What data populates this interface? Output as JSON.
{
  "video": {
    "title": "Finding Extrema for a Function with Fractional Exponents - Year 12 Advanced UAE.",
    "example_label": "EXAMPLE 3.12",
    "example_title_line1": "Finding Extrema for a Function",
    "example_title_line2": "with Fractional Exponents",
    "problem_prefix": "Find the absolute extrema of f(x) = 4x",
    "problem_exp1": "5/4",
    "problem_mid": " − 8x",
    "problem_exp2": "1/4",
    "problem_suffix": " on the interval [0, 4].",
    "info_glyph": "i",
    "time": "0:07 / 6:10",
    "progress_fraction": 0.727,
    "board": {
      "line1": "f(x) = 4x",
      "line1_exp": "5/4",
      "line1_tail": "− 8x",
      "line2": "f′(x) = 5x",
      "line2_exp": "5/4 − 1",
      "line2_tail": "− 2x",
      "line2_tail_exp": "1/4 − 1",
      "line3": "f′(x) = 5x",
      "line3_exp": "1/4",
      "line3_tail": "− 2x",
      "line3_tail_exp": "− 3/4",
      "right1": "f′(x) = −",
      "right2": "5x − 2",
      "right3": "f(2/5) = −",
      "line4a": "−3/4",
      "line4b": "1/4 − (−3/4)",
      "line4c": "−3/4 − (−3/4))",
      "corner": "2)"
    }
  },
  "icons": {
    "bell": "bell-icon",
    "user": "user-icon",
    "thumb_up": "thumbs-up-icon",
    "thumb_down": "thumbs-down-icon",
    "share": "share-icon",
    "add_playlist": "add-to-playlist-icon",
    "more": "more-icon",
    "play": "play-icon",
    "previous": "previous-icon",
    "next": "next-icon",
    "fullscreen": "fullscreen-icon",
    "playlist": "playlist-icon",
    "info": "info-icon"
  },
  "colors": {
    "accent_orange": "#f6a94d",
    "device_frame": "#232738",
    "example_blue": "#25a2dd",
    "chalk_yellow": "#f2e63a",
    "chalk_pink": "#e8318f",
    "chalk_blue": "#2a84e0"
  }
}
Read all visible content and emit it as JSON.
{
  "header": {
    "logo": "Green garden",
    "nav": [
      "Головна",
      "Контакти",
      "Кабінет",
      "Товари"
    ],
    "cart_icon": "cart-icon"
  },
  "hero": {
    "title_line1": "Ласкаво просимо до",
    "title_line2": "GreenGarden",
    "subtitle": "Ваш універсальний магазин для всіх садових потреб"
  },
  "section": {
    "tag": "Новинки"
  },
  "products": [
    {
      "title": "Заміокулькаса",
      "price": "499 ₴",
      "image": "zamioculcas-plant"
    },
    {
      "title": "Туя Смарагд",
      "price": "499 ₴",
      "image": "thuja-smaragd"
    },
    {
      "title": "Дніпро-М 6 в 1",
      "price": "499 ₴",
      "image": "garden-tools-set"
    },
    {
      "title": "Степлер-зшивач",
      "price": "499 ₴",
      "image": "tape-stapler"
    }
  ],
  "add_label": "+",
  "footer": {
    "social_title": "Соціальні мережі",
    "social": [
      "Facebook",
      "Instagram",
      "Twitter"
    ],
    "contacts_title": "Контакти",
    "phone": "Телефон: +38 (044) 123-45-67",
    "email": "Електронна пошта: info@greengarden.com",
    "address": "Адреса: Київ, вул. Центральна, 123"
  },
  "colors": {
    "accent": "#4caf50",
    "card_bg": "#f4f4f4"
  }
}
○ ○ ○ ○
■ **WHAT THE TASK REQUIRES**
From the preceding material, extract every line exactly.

■ **EXERCISE RESPONSE**
What data populates this interface? Output as JSON.
{
  "video": {
    "title": "Finding Extrema for a Function with Fractional Exponents - Year 12 Advanced UAE.",
    "example_label": "EXAMPLE 3.12",
    "example_title_line1": "Finding Extrema for a Function",
    "example_title_line2": "with Fractional Exponents",
    "problem_prefix": "Find the absolute extrema of f(x) = 4x",
    "problem_exp1": "5/4",
    "problem_mid": " − 8x",
    "problem_exp2": "1/4",
    "problem_suffix": " on the interval [0, 4].",
    "info_glyph": "i",
    "time": "0:07 / 6:10",
    "progress_fraction": 0.727,
    "board": {
      "line1": "f(x) = 4x",
      "line1_exp": "5/4",
      "line1_tail": "− 8x",
      "line2": "f′(x) = 5x",
      "line2_exp": "5/4 − 1",
      "line2_tail": "− 2x",
      "line2_tail_exp": "1/4 − 1",
      "line3": "f′(x) = 5x",
      "line3_exp": "1/4",
      "line3_tail": "− 2x",
      "line3_tail_exp": "− 3/4",
      "right1": "f′(x) = −",
      "right2": "5x − 2",
      "right3": "f(2/5) = −",
      "line4a": "−3/4",
      "line4b": "1/4 − (−3/4)",
      "line4c": "−3/4 − (−3/4))",
      "corner": "2)"
    }
  },
  "icons": {
    "bell": "bell-icon",
    "user": "user-icon",
    "thumb_up": "thumbs-up-icon",
    "thumb_down": "thumbs-down-icon",
    "share": "share-icon",
    "add_playlist": "add-to-playlist-icon",
    "more": "more-icon",
    "play": "play-icon",
    "previous": "previous-icon",
    "next": "next-icon",
    "fullscreen": "fullscreen-icon",
    "playlist": "playlist-icon",
    "info": "info-icon"
  },
  "colors": {
    "accent_orange": "#f6a94d",
    "device_frame": "#232738",
    "example_blue": "#25a2dd",
    "chalk_yellow": "#f2e63a",
    "chalk_pink": "#e8318f",
    "chalk_blue": "#2a84e0"
  }
}
Read all visible content and emit it as JSON.
{
  "header": {
    "logo": "Green garden",
    "nav": [
      "Головна",
      "Контакти",
      "Кабінет",
      "Товари"
    ],
    "cart_icon": "cart-icon"
  },
  "hero": {
    "title_line1": "Ласкаво просимо до",
    "title_line2": "GreenGarden",
    "subtitle": "Ваш універсальний магазин для всіх садових потреб"
  },
  "section": {
    "tag": "Новинки"
  },
  "products": [
    {
      "title": "Заміокулькаса",
      "price": "499 ₴",
      "image": "zamioculcas-plant"
    },
    {
      "title": "Туя Смарагд",
      "price": "499 ₴",
      "image": "thuja-smaragd"
    },
    {
      "title": "Дніпро-М 6 в 1",
      "price": "499 ₴",
      "image": "garden-tools-set"
    },
    {
      "title": "Степлер-зшивач",
      "price": "499 ₴",
      "image": "tape-stapler"
    }
  ],
  "add_label": "+",
  "footer": {
    "social_title": "Соціальні мережі",
    "social": [
      "Facebook",
      "Instagram",
      "Twitter"
    ],
    "contacts_title": "Контакти",
    "phone": "Телефон: +38 (044) 123-45-67",
    "email": "Електронна пошта: info@greengarden.com",
    "address": "Адреса: Київ, вул. Центральна, 123"
  },
  "colors": {
    "accent": "#4caf50",
    "card_bg": "#f4f4f4"
  }
}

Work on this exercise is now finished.